Writers from China, Iceland, Russia, Peru, Poland and India are amongst those featured in the Manchester Literature Festival (MLF).
The festival, now in its seventh year, is distinctive in its international range. One event, 'From St Petersburg to Manchester', celebrates the 50th anniversary of the sister link between the two cities. In another meeting of nations, two authors have been commissioned to exchange letters about their writing lives. Jenn Ashworth, from the North West, will join Turkish author, Nermin Yildirim, in a joint event called 'Manchester Letters', on Saturday 20th October.
MLF also likes to bring literature into the daylight. Guided walks will celebrate Manchester's literary landmarks, as well as Charles Dickens' connections with the city. The 'North by Northwest Literary Coach Tour', on Sunday 21st October, will journey out of Manchester, visiting various locations and ending in the West Yorkshire graveyard where legendary poet Sylvia Plath is buried.
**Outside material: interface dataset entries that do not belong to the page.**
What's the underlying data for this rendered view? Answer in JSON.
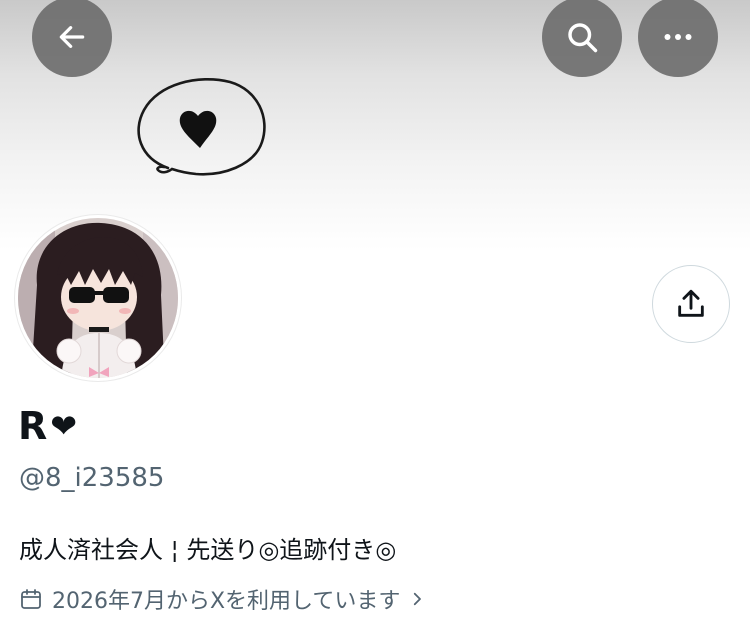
{
  "profile": {
    "name": "R",
    "name_heart": "❤",
    "handle": "@8_i23585",
    "bio": "成人済社会人 ¦ 先送り◎追跡付き◎",
    "joined": "2026年7月からXを利用しています"
  },
  "icons": {
    "back": "arrow-left-icon",
    "search": "search-icon",
    "more": "more-horizontal-icon",
    "share": "share-upload-icon",
    "calendar": "calendar-icon",
    "chevron": "chevron-right-icon"
  },
  "colors": {
    "overlay_button": "#6e6e6e",
    "text_primary": "#0f1419",
    "text_secondary": "#536471",
    "border": "#cfd9de"
  }
}
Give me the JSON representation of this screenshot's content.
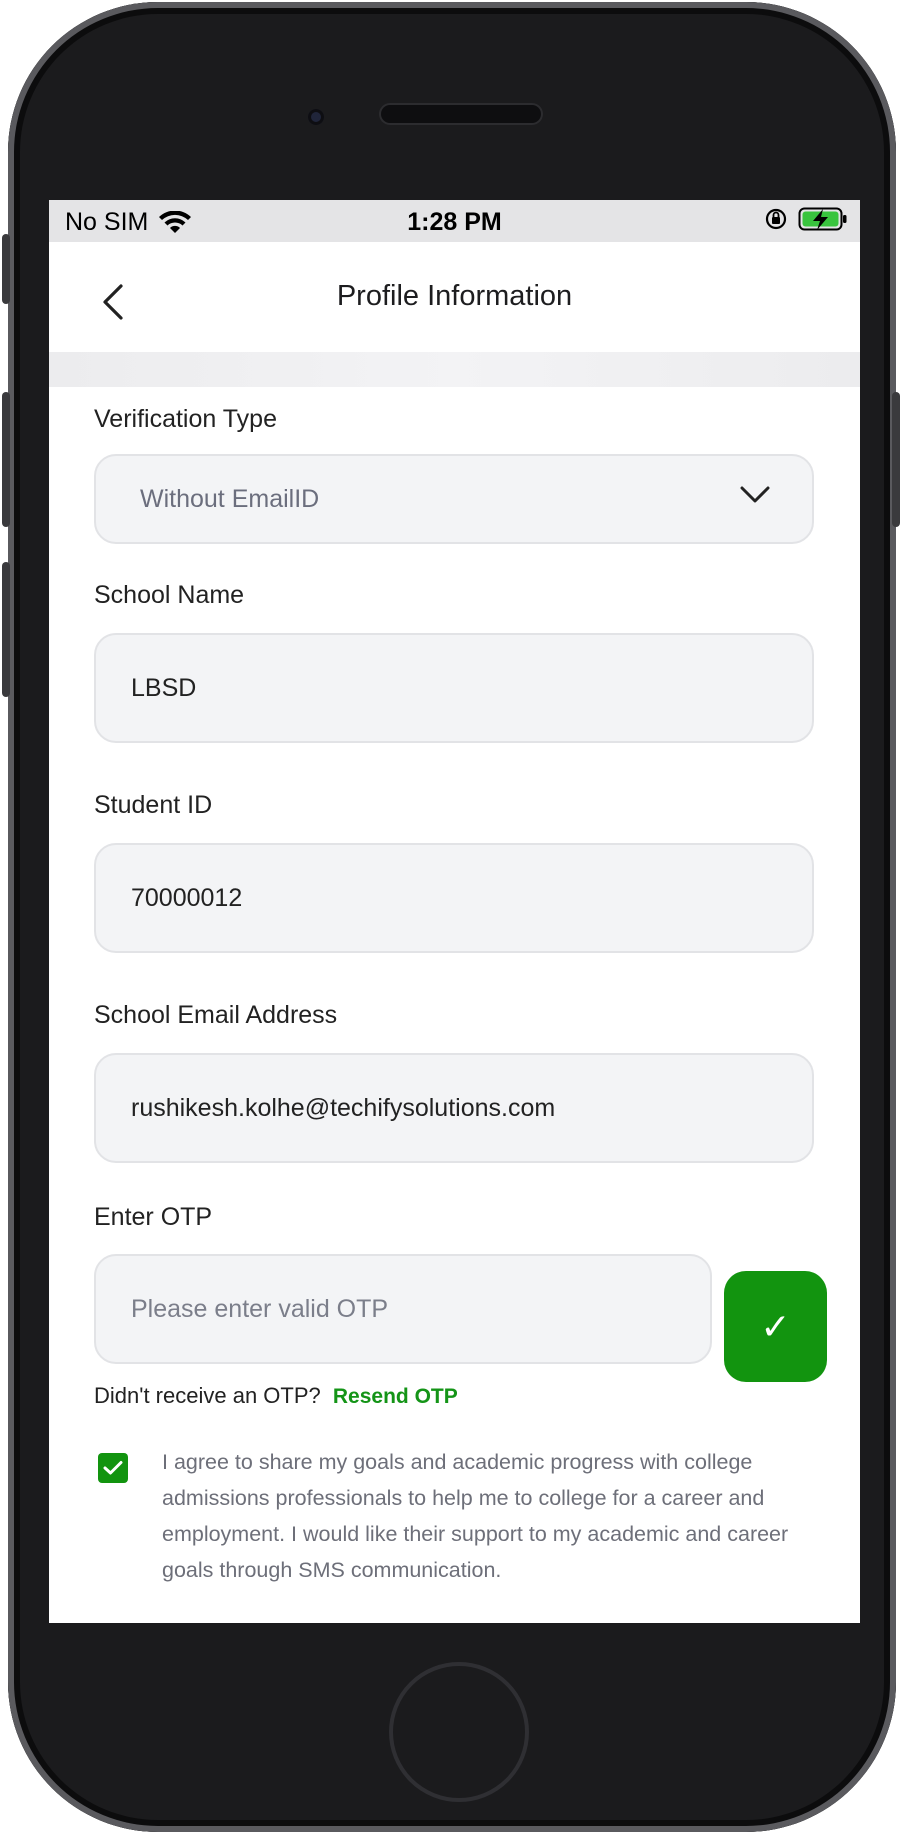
{
  "status_bar": {
    "carrier": "No SIM",
    "time": "1:28 PM",
    "wifi_icon": "wifi-icon",
    "orientation_lock_icon": "orientation-lock-icon",
    "battery_icon": "battery-charging-icon"
  },
  "nav": {
    "title": "Profile Information",
    "back_icon": "chevron-left-icon"
  },
  "form": {
    "verification_type": {
      "label": "Verification Type",
      "value": "Without EmailID"
    },
    "school_name": {
      "label": "School Name",
      "value": "LBSD"
    },
    "student_id": {
      "label": "Student ID",
      "value": "70000012"
    },
    "school_email": {
      "label": "School Email Address",
      "value": "rushikesh.kolhe@techifysolutions.com"
    },
    "otp": {
      "label": "Enter OTP",
      "placeholder": "Please enter valid OTP",
      "verify_button": "✓"
    },
    "resend": {
      "prompt": "Didn't receive an OTP?",
      "link": "Resend OTP"
    },
    "consent": {
      "checked": true,
      "text": "I agree to share my goals and academic progress with college admissions professionals to help me to college for a career and employment. I would like their support to my academic and career goals through SMS communication."
    }
  },
  "colors": {
    "accent": "#12940f",
    "field_bg": "#f3f4f6",
    "status_bar_bg": "#e4e4e6"
  }
}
A Clockwork Orange, by Anthony Burgess (made into a film by Stanley Kubrick), is 50-years-old this year. The anniversary will be marked by a special event, appropriately enough at the International Anthony Burgess Foundation. Pubs frequented by Burgess will also be included in the 'Boho Literary Pub Walk', on Saturday 20th October.
Rising talent is another chapter of the festival. Father-and-daughter writing team AT Boyle, Sophie Coulombeau and Stuart Evers will showcase their talents at 'Northern Debuts'. Manchester based poetry publisher, Carcanet, will be shining a light on debut collections, at Waterstones, Deansgate.
Children and parents can share a love of books in the Family Reading Day, at Manchester Town Hall on Sunday 21st October. Children's authors and performers will bring classics and modern stories to life via readings and interactive storytelling.
All literary festivals need their established stars, as well as their dazzling new talents. Poet Laureate and MLF patron, Carol Ann Duffy, will be reciting her verse alongside LiTTLe MACHiNe, who combine poetry with music. Pulitzer Prize winner, Richard Ford, will discuss his new novel Canada, at the Whitworth Art Gallery.
BBC Radio 4 favourite, Sue MacGregor, will be hosting afternoon tea at the Midland Hotel. Olympics and Paralympics TV presenter, Clare Balding, will discuss her memoir, My Animals and other Family, at the Royal Exchange Theatre, on Sunday 14th October.
Finally, it wouldn't be a Manchester festival without at least a nod to football. Rodge Glass will read from his satirical novel Bring Me the Head of Ryan Giggs, about a new Manchester United recruit. David Conn will speak for the blue side of the city with his book Richer then God: Manchester City, Modern Football and Growing Up. The event, called 'Manchester: Home of the Beautiful Game? is on Saturday 13th October, at the National Football Museum, which recently moved into the former Urbis Centre, in Cathedral Gardens.
In summary, MLF is a festival which is in love with literature. It eschews the idea of giving a platform to celebrities to talk about their autobiographies, which may or may not have been ghost-written. Many of the events are free to attend and, from personal experience, the authors you have never heard of before often turn out to be the most interesting to listen to.